One doesn’t live by bread alone, but by every word that comes from the mouth of God, he quotes.

In using these words from Deuteronomy Jesus takes us back to the 40 years which the Israelites spent in the wilderness, when over and over again they were tempted to doubt their identity as God’s chosen people, by a petulant insistence on one miracle after another. By referring back to this time Jesus models for us a patient, faithful trust that God has all things in his hands - the one who has called his people his own and brought them out of Egypt will see them through to the end of their journey. Trust and obey.

I don’t know about you, but it can be hard to distinguish between making sensible provision for ourselves, and giving in to the compulsion to keep acquiring more than we need. In our consumer society, we’re surrounded by the temptation to fill our lives with stuff, to indulge ourselves, to keep up with the latest trend. Yet as we’ve seen all too close to home recently, there is no thing on this earth which can’t be taken away by misfortune, illness or natural disaster.

Can we use Lent to discover that our deepest security lies not in things, but in God and his unfailing love and faithfulness, and find contentment in what we already have? The more we come back to our original calling by God, the less we have the need to shore up our lives by acquiring beyond that which we need.

The second temptation for Jesus was to be offered a quick and sensational route to fame, approval and esteem

by getting God to make a spectacular save.

If you are the Son of God, prove it to yourself and to the world - Jump from the pinnacle of the temple – there’ll be crowds watching you and you know that God would never let his son be harmed. – he will send his angels to take care of you.

If you are the son of God.

Jesus is secure enough in his place in God’s esteem as his chosen son, to be able to rebuff this one: Do not put the Lord your God to the test. He doesn’t need to test God’s love for him; he is confident in it.

I wonder how confidently we can claim our place within God’s esteem and approval. We know by now in our heads how much God loves us no matter who we are or what we might have done.

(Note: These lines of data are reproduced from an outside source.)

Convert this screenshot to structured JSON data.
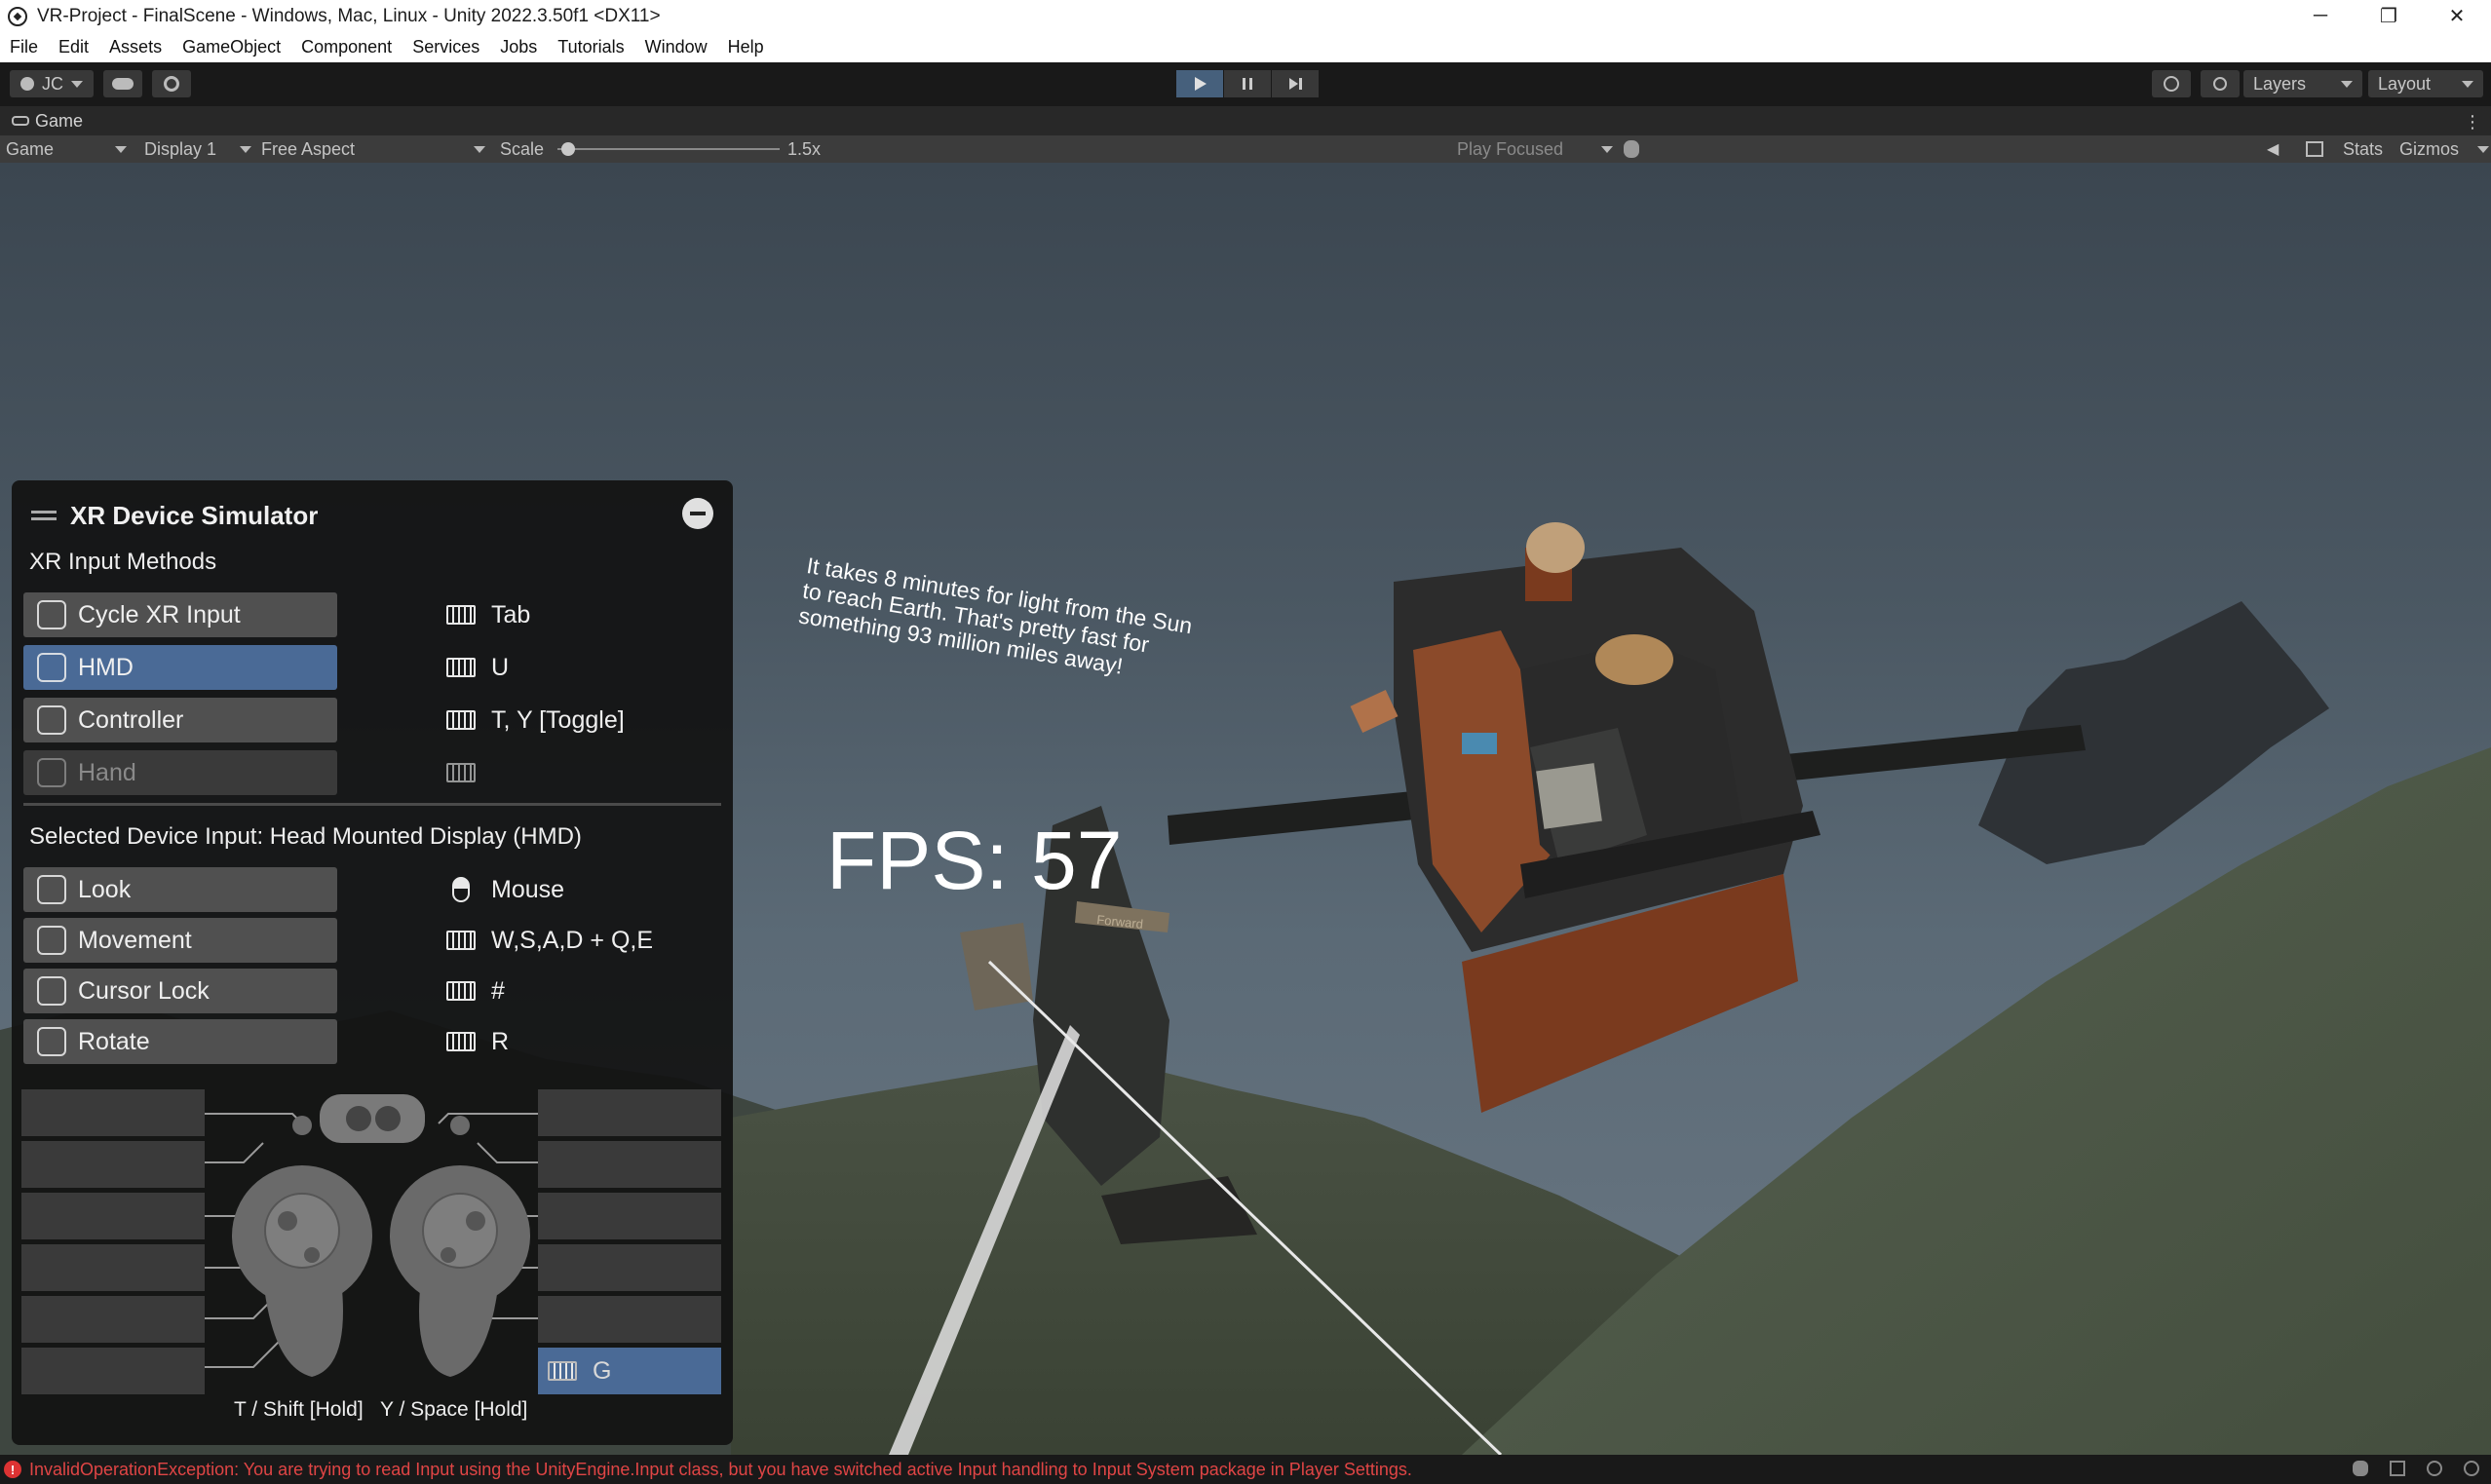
{
  "window": {
    "title": "VR-Project - FinalScene - Windows, Mac, Linux - Unity 2022.3.50f1 <DX11>",
    "controls": [
      "─",
      "❐",
      "✕"
    ]
  },
  "menu": [
    "File",
    "Edit",
    "Assets",
    "GameObject",
    "Component",
    "Services",
    "Jobs",
    "Tutorials",
    "Window",
    "Help"
  ],
  "toolbar": {
    "account": "JC",
    "layers": "Layers",
    "layout": "Layout"
  },
  "game_tab": {
    "title": "Game",
    "view_mode": "Game",
    "display": "Display 1",
    "aspect": "Free Aspect",
    "scale_label": "Scale",
    "scale_value": "1.5x",
    "scale_fraction": 0.02,
    "play_mode": "Play Focused",
    "stats": "Stats",
    "gizmos": "Gizmos"
  },
  "scene": {
    "fps": "FPS: 57",
    "fact": "It takes 8 minutes for light from the Sun to reach Earth. That's pretty fast for something 93 million miles away!",
    "sign": "Forward"
  },
  "xr": {
    "title": "XR Device Simulator",
    "methods_label": "XR Input Methods",
    "methods": [
      {
        "label": "Cycle XR Input",
        "key": "Tab",
        "icon": "cycle-icon"
      },
      {
        "label": "HMD",
        "key": "U",
        "icon": "hmd-icon"
      },
      {
        "label": "Controller",
        "key": "T, Y [Toggle]",
        "icon": "controller-icon"
      },
      {
        "label": "Hand",
        "key": "",
        "icon": "hand-icon"
      }
    ],
    "selected_label": "Selected Device Input: Head Mounted Display (HMD)",
    "inputs": [
      {
        "label": "Look",
        "key": "Mouse",
        "icon": "move-icon"
      },
      {
        "label": "Movement",
        "key": "W,S,A,D + Q,E",
        "icon": "dpad-icon"
      },
      {
        "label": "Cursor Lock",
        "key": "#",
        "icon": "cursor-icon"
      },
      {
        "label": "Rotate",
        "key": "R",
        "icon": "rotate-icon"
      }
    ],
    "right_active_key": "G",
    "hint_left": "T / Shift [Hold]",
    "hint_right": "Y / Space [Hold]"
  },
  "status": {
    "error": "InvalidOperationException: You are trying to read Input using the UnityEngine.Input class, but you have switched active Input handling to Input System package in Player Settings."
  },
  "colors": {
    "accent": "#4a6a96",
    "error": "#e04545"
  }
}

But do we really know it in our hearts so that we can live freely out of that unconditional love and let go of the need to achieve, or win approval in the eyes of the world?

Lent is a time to enter more deeply into that mystery.

Finally, Satan offers Jesus all the kingdoms of the world if Jesus will only worship him – a quick route to power and glory.

Jesus orders Satan away: Worship the Lord and serve only him.

Jesus knows that true power is to be found in a life of humility, love and service, not through earthly power and riches. The path to glory is by the way of the cross.

Ever since our rebellion in the garden when we made the choice to put ourselves on a level with God, the human tendency has been to put self centre-stage, to want to be in control. If we are to rediscover our vocation as the people God called us to be - co-operating with him in his purposes caring for creation and the world, - we must move from serving ‘me first’ to serving God and others first.

So Lent is about a great deal more than giving up chocolate or alcohol, or school or sprouts. It is fundamentally about living into our identity as beloved children of God. This is the end goal of the traditional Lenten disciplines of fasting prayer and alms-giving. Secure in that identity, we discover that we can let go of our need for security and worldly approval to trust in the unending love and faithfulness of God. We can learn to let go of our ‘me first’ desire to be in control and instead live for God and for others.

It may be, as it was for Jesus, a path which involves sacrifice and suffering but it is also the path to the new life which we celebrate at Easter. Whatever discipline we choose to undertake this Lent, may it lead us more fully into the new life of Easter.